## Given records
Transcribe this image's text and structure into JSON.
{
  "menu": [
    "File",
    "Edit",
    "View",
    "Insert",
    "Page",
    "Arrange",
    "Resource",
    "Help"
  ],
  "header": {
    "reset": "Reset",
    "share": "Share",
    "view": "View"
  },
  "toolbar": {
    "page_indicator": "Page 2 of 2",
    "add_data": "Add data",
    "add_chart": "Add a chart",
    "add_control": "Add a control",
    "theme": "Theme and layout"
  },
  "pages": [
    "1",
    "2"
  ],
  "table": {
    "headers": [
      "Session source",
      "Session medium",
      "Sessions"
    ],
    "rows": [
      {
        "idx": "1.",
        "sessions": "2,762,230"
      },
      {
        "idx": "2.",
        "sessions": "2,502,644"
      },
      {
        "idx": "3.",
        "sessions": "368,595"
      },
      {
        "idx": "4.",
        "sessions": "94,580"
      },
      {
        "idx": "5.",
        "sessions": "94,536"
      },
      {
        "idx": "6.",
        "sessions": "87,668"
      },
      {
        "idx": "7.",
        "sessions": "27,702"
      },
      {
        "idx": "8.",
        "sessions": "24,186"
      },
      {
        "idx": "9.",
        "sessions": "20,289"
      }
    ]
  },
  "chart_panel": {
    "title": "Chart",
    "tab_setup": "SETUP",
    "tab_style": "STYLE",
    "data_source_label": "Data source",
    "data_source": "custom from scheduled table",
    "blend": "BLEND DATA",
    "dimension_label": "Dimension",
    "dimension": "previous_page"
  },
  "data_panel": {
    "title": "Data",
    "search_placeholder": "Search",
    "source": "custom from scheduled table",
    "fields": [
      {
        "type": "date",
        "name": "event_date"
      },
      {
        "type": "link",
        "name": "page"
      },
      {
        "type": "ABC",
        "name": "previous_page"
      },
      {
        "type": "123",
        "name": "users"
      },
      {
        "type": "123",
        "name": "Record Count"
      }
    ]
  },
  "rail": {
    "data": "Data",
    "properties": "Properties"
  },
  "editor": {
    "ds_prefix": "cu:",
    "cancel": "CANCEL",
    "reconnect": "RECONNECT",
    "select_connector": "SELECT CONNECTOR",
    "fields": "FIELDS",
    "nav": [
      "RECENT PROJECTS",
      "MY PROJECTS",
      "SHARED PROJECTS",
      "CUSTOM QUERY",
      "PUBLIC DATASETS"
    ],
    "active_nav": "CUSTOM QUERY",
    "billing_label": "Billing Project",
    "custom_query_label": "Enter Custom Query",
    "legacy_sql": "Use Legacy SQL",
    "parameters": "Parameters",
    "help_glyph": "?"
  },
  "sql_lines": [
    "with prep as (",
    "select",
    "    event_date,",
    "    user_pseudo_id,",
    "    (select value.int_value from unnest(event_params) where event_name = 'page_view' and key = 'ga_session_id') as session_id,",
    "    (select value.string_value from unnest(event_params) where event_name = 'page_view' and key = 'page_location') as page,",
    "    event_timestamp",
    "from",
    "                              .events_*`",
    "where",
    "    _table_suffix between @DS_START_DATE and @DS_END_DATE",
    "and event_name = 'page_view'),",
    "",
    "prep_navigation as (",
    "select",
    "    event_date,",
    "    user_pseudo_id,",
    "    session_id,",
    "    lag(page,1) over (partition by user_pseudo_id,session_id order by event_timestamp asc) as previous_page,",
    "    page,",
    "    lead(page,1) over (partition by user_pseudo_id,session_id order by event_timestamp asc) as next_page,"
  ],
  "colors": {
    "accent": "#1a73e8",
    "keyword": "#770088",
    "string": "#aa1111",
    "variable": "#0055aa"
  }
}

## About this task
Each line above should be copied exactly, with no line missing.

## Solution to the problem
Transcribe this image's text and structure into JSON.
{
  "menu": [
    "File",
    "Edit",
    "View",
    "Insert",
    "Page",
    "Arrange",
    "Resource",
    "Help"
  ],
  "header": {
    "reset": "Reset",
    "share": "Share",
    "view": "View"
  },
  "toolbar": {
    "page_indicator": "Page 2 of 2",
    "add_data": "Add data",
    "add_chart": "Add a chart",
    "add_control": "Add a control",
    "theme": "Theme and layout"
  },
  "pages": [
    "1",
    "2"
  ],
  "table": {
    "headers": [
      "Session source",
      "Session medium",
      "Sessions"
    ],
    "rows": [
      {
        "idx": "1.",
        "sessions": "2,762,230"
      },
      {
        "idx": "2.",
        "sessions": "2,502,644"
      },
      {
        "idx": "3.",
        "sessions": "368,595"
      },
      {
        "idx": "4.",
        "sessions": "94,580"
      },
      {
        "idx": "5.",
        "sessions": "94,536"
      },
      {
        "idx": "6.",
        "sessions": "87,668"
      },
      {
        "idx": "7.",
        "sessions": "27,702"
      },
      {
        "idx": "8.",
        "sessions": "24,186"
      },
      {
        "idx": "9.",
        "sessions": "20,289"
      }
    ]
  },
  "chart_panel": {
    "title": "Chart",
    "tab_setup": "SETUP",
    "tab_style": "STYLE",
    "data_source_label": "Data source",
    "data_source": "custom from scheduled table",
    "blend": "BLEND DATA",
    "dimension_label": "Dimension",
    "dimension": "previous_page"
  },
  "data_panel": {
    "title": "Data",
    "search_placeholder": "Search",
    "source": "custom from scheduled table",
    "fields": [
      {
        "type": "date",
        "name": "event_date"
      },
      {
        "type": "link",
        "name": "page"
      },
      {
        "type": "ABC",
        "name": "previous_page"
      },
      {
        "type": "123",
        "name": "users"
      },
      {
        "type": "123",
        "name": "Record Count"
      }
    ]
  },
  "rail": {
    "data": "Data",
    "properties": "Properties"
  },
  "editor": {
    "ds_prefix": "cu:",
    "cancel": "CANCEL",
    "reconnect": "RECONNECT",
    "select_connector": "SELECT CONNECTOR",
    "fields": "FIELDS",
    "nav": [
      "RECENT PROJECTS",
      "MY PROJECTS",
      "SHARED PROJECTS",
      "CUSTOM QUERY",
      "PUBLIC DATASETS"
    ],
    "active_nav": "CUSTOM QUERY",
    "billing_label": "Billing Project",
    "custom_query_label": "Enter Custom Query",
    "legacy_sql": "Use Legacy SQL",
    "parameters": "Parameters",
    "help_glyph": "?"
  },
  "sql_lines": [
    "with prep as (",
    "select",
    "    event_date,",
    "    user_pseudo_id,",
    "    (select value.int_value from unnest(event_params) where event_name = 'page_view' and key = 'ga_session_id') as session_id,",
    "    (select value.string_value from unnest(event_params) where event_name = 'page_view' and key = 'page_location') as page,",
    "    event_timestamp",
    "from",
    "                              .events_*`",
    "where",
    "    _table_suffix between @DS_START_DATE and @DS_END_DATE",
    "and event_name = 'page_view'),",
    "",
    "prep_navigation as (",
    "select",
    "    event_date,",
    "    user_pseudo_id,",
    "    session_id,",
    "    lag(page,1) over (partition by user_pseudo_id,session_id order by event_timestamp asc) as previous_page,",
    "    page,",
    "    lead(page,1) over (partition by user_pseudo_id,session_id order by event_timestamp asc) as next_page,"
  ],
  "colors": {
    "accent": "#1a73e8",
    "keyword": "#770088",
    "string": "#aa1111",
    "variable": "#0055aa"
  }
}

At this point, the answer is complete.